### [ASSIGNED TASK]
Only an exact, line-for-line copy of the data will serve as the answer.

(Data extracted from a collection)
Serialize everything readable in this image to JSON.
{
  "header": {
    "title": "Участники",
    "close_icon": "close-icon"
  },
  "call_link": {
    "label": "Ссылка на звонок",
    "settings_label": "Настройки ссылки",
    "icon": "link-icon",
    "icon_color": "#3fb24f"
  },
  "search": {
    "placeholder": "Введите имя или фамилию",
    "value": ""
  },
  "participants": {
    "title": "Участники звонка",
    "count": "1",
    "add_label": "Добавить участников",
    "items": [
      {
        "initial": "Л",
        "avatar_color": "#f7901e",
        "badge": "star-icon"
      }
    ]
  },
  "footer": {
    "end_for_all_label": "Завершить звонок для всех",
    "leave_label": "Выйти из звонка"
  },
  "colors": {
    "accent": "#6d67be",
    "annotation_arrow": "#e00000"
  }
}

### [EXERCISE RESULT]
Serialize everything readable in this image to JSON.
{
  "header": {
    "title": "Участники",
    "close_icon": "close-icon"
  },
  "call_link": {
    "label": "Ссылка на звонок",
    "settings_label": "Настройки ссылки",
    "icon": "link-icon",
    "icon_color": "#3fb24f"
  },
  "search": {
    "placeholder": "Введите имя или фамилию",
    "value": ""
  },
  "participants": {
    "title": "Участники звонка",
    "count": "1",
    "add_label": "Добавить участников",
    "items": [
      {
        "initial": "Л",
        "avatar_color": "#f7901e",
        "badge": "star-icon"
      }
    ]
  },
  "footer": {
    "end_for_all_label": "Завершить звонок для всех",
    "leave_label": "Выйти из звонка"
  },
  "colors": {
    "accent": "#6d67be",
    "annotation_arrow": "#e00000"
  }
}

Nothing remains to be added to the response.